* _EXERCISE INPUT_
####################

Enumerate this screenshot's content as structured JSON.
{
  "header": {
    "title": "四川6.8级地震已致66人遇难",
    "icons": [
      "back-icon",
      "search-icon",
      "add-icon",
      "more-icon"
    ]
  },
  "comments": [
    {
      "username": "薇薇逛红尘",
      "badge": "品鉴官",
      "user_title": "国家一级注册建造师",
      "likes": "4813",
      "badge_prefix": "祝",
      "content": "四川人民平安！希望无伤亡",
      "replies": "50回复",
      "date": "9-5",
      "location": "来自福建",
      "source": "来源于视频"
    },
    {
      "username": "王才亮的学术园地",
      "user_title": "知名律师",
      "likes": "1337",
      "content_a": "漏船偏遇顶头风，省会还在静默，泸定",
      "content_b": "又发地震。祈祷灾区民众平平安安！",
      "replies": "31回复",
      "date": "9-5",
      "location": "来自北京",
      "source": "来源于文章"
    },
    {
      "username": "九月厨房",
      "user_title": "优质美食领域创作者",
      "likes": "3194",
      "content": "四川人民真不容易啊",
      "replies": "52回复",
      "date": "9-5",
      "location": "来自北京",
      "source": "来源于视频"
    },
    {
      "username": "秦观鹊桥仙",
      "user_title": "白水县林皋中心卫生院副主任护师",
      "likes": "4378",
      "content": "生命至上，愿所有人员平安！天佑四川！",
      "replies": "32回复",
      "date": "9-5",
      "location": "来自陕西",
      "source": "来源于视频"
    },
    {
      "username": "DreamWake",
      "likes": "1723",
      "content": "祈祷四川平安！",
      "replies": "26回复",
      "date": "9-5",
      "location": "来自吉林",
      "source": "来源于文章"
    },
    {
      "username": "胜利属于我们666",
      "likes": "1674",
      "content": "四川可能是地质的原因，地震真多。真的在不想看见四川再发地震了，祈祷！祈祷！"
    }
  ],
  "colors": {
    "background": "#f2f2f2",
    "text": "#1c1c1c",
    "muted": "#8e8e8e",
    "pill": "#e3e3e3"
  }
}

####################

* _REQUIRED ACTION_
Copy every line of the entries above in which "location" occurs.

* _RESULT OF THE EXERCISE_
      "location": "来自福建",
      "location": "来自北京",
      "location": "来自北京",
      "location": "来自陕西",
      "location": "来自吉林",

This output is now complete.